■ WORK TASK: Your reply should reproduce each line below exactly and carry none of the pictures.
== Segment start ==
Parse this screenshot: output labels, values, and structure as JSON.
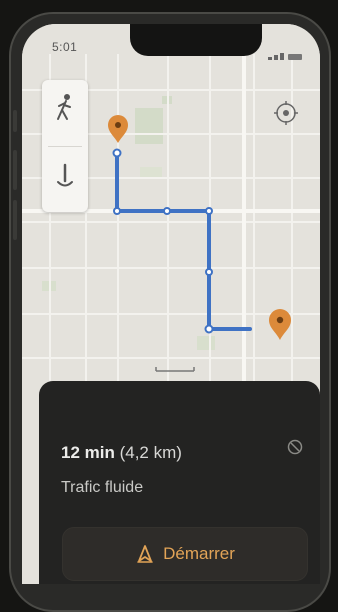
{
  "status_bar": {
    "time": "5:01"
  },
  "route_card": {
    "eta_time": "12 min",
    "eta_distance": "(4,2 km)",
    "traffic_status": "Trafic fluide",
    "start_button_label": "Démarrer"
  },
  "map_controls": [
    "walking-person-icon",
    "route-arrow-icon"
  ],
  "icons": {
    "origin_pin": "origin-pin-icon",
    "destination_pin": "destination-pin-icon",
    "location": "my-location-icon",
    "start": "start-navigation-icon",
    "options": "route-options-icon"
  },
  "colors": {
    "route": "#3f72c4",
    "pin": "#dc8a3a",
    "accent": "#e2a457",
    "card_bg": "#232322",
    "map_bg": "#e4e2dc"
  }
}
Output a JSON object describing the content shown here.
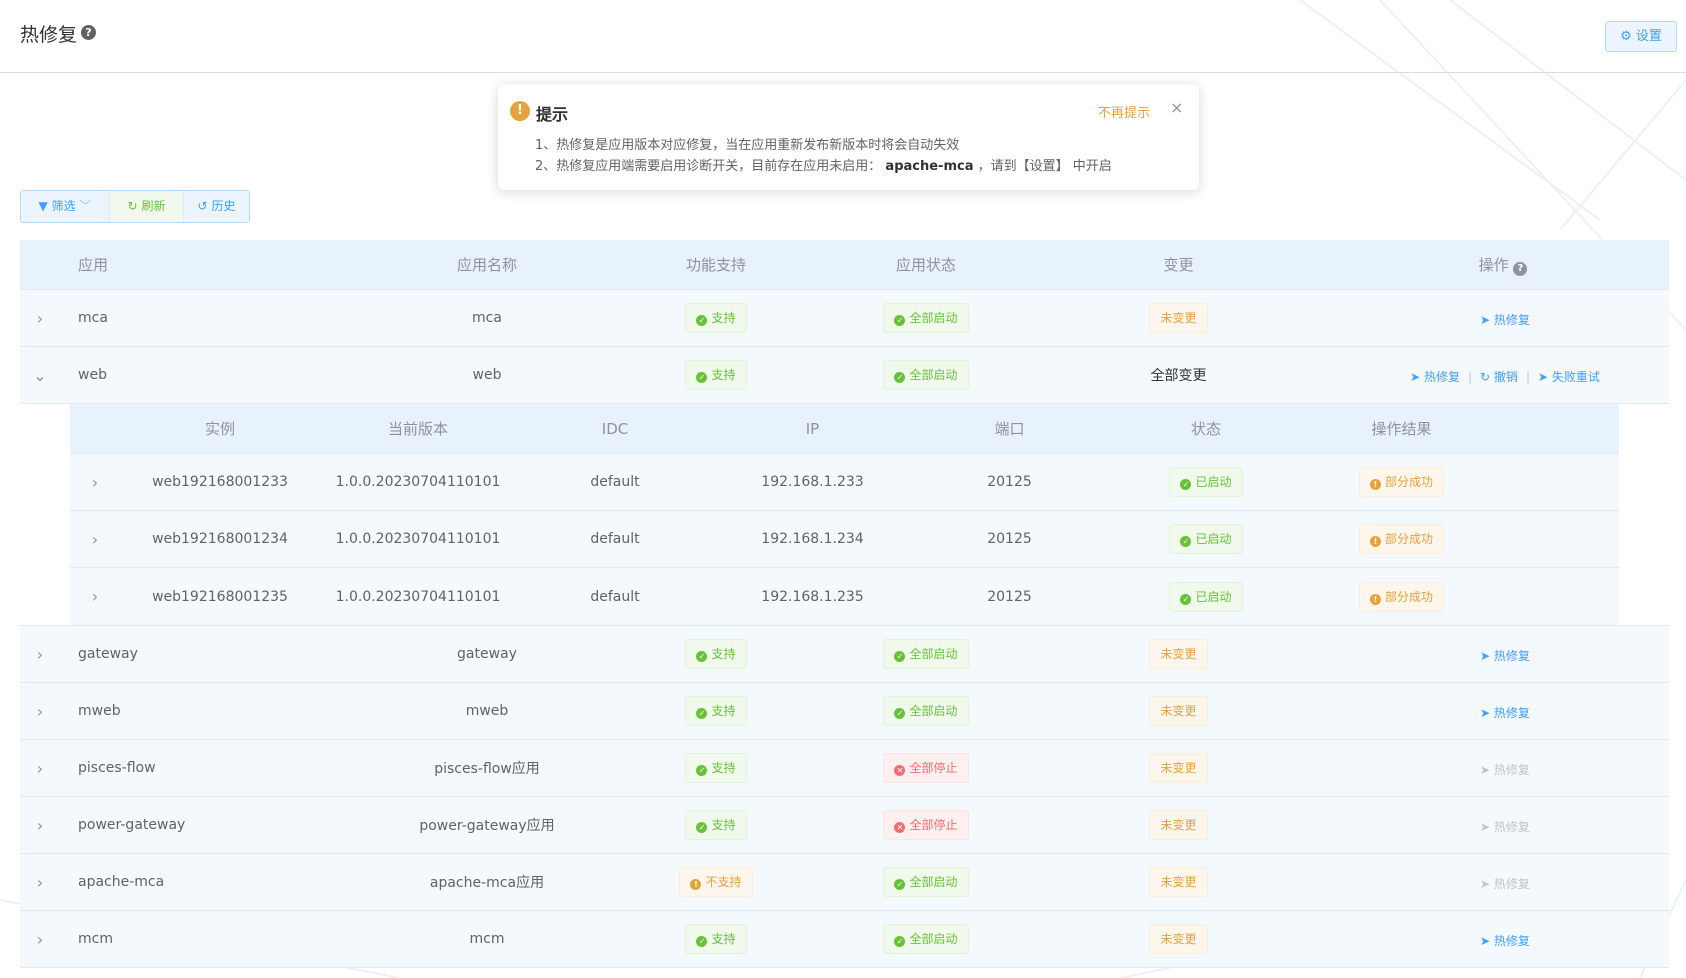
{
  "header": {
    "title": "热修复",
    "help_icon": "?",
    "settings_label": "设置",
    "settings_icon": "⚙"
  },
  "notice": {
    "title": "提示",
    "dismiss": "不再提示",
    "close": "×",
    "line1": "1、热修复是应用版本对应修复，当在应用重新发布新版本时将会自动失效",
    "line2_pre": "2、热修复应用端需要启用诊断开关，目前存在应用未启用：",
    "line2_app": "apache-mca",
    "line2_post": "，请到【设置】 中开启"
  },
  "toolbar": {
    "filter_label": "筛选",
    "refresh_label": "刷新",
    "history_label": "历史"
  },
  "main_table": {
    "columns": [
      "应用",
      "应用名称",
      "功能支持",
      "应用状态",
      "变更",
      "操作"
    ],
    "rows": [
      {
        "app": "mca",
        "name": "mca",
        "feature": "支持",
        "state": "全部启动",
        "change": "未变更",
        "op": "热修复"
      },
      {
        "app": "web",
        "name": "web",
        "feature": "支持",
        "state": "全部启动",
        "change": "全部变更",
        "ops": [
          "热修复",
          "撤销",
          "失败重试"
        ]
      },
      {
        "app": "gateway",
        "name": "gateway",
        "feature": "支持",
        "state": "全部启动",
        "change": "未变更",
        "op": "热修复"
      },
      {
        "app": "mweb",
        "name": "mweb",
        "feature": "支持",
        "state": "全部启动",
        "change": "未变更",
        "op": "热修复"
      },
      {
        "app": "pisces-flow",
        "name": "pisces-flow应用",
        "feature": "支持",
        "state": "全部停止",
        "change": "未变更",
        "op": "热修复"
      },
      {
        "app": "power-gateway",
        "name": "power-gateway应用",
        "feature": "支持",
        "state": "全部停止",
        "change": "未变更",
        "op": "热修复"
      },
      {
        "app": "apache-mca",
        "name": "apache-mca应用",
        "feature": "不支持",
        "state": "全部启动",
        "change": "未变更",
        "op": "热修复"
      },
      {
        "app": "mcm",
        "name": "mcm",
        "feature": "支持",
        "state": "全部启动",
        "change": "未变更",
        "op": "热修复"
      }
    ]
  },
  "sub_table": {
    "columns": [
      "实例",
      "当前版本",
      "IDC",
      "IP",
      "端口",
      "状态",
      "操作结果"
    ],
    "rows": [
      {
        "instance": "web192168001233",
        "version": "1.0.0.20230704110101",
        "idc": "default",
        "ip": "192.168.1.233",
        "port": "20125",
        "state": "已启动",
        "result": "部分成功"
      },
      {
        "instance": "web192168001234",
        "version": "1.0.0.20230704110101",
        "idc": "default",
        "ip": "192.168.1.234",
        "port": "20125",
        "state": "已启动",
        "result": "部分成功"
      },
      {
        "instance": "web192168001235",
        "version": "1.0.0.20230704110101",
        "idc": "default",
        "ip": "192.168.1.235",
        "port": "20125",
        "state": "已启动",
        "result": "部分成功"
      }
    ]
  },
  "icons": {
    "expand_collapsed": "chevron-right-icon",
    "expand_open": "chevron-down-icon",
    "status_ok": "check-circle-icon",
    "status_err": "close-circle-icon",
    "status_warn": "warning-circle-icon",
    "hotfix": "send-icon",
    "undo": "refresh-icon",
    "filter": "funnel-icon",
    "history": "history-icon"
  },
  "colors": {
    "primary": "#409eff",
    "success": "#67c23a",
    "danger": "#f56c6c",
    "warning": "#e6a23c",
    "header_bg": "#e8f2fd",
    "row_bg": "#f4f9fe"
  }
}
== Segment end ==
■ OUTPUT OF THE EXERCISE:
Parse this screenshot: output labels, values, and structure as JSON.
{
  "status_bar": {
    "time": "5:01"
  },
  "route_card": {
    "eta_time": "12 min",
    "eta_distance": "(4,2 km)",
    "traffic_status": "Trafic fluide",
    "start_button_label": "Démarrer"
  },
  "map_controls": [
    "walking-person-icon",
    "route-arrow-icon"
  ],
  "icons": {
    "origin_pin": "origin-pin-icon",
    "destination_pin": "destination-pin-icon",
    "location": "my-location-icon",
    "start": "start-navigation-icon",
    "options": "route-options-icon"
  },
  "colors": {
    "route": "#3f72c4",
    "pin": "#dc8a3a",
    "accent": "#e2a457",
    "card_bg": "#232322",
    "map_bg": "#e4e2dc"
  }
}
Output a JSON object describing the content shown here.
{
  "header": {
    "title": "热修复",
    "help_icon": "?",
    "settings_label": "设置",
    "settings_icon": "⚙"
  },
  "notice": {
    "title": "提示",
    "dismiss": "不再提示",
    "close": "×",
    "line1": "1、热修复是应用版本对应修复，当在应用重新发布新版本时将会自动失效",
    "line2_pre": "2、热修复应用端需要启用诊断开关，目前存在应用未启用：",
    "line2_app": "apache-mca",
    "line2_post": "，请到【设置】 中开启"
  },
  "toolbar": {
    "filter_label": "筛选",
    "refresh_label": "刷新",
    "history_label": "历史"
  },
  "main_table": {
    "columns": [
      "应用",
      "应用名称",
      "功能支持",
      "应用状态",
      "变更",
      "操作"
    ],
    "rows": [
      {
        "app": "mca",
        "name": "mca",
        "feature": "支持",
        "state": "全部启动",
        "change": "未变更",
        "op": "热修复"
      },
      {
        "app": "web",
        "name": "web",
        "feature": "支持",
        "state": "全部启动",
        "change": "全部变更",
        "ops": [
          "热修复",
          "撤销",
          "失败重试"
        ]
      },
      {
        "app": "gateway",
        "name": "gateway",
        "feature": "支持",
        "state": "全部启动",
        "change": "未变更",
        "op": "热修复"
      },
      {
        "app": "mweb",
        "name": "mweb",
        "feature": "支持",
        "state": "全部启动",
        "change": "未变更",
        "op": "热修复"
      },
      {
        "app": "pisces-flow",
        "name": "pisces-flow应用",
        "feature": "支持",
        "state": "全部停止",
        "change": "未变更",
        "op": "热修复"
      },
      {
        "app": "power-gateway",
        "name": "power-gateway应用",
        "feature": "支持",
        "state": "全部停止",
        "change": "未变更",
        "op": "热修复"
      },
      {
        "app": "apache-mca",
        "name": "apache-mca应用",
        "feature": "不支持",
        "state": "全部启动",
        "change": "未变更",
        "op": "热修复"
      },
      {
        "app": "mcm",
        "name": "mcm",
        "feature": "支持",
        "state": "全部启动",
        "change": "未变更",
        "op": "热修复"
      }
    ]
  },
  "sub_table": {
    "columns": [
      "实例",
      "当前版本",
      "IDC",
      "IP",
      "端口",
      "状态",
      "操作结果"
    ],
    "rows": [
      {
        "instance": "web192168001233",
        "version": "1.0.0.20230704110101",
        "idc": "default",
        "ip": "192.168.1.233",
        "port": "20125",
        "state": "已启动",
        "result": "部分成功"
      },
      {
        "instance": "web192168001234",
        "version": "1.0.0.20230704110101",
        "idc": "default",
        "ip": "192.168.1.234",
        "port": "20125",
        "state": "已启动",
        "result": "部分成功"
      },
      {
        "instance": "web192168001235",
        "version": "1.0.0.20230704110101",
        "idc": "default",
        "ip": "192.168.1.235",
        "port": "20125",
        "state": "已启动",
        "result": "部分成功"
      }
    ]
  },
  "icons": {
    "expand_collapsed": "chevron-right-icon",
    "expand_open": "chevron-down-icon",
    "status_ok": "check-circle-icon",
    "status_err": "close-circle-icon",
    "status_warn": "warning-circle-icon",
    "hotfix": "send-icon",
    "undo": "refresh-icon",
    "filter": "funnel-icon",
    "history": "history-icon"
  },
  "colors": {
    "primary": "#409eff",
    "success": "#67c23a",
    "danger": "#f56c6c",
    "warning": "#e6a23c",
    "header_bg": "#e8f2fd",
    "row_bg": "#f4f9fe"
  }
}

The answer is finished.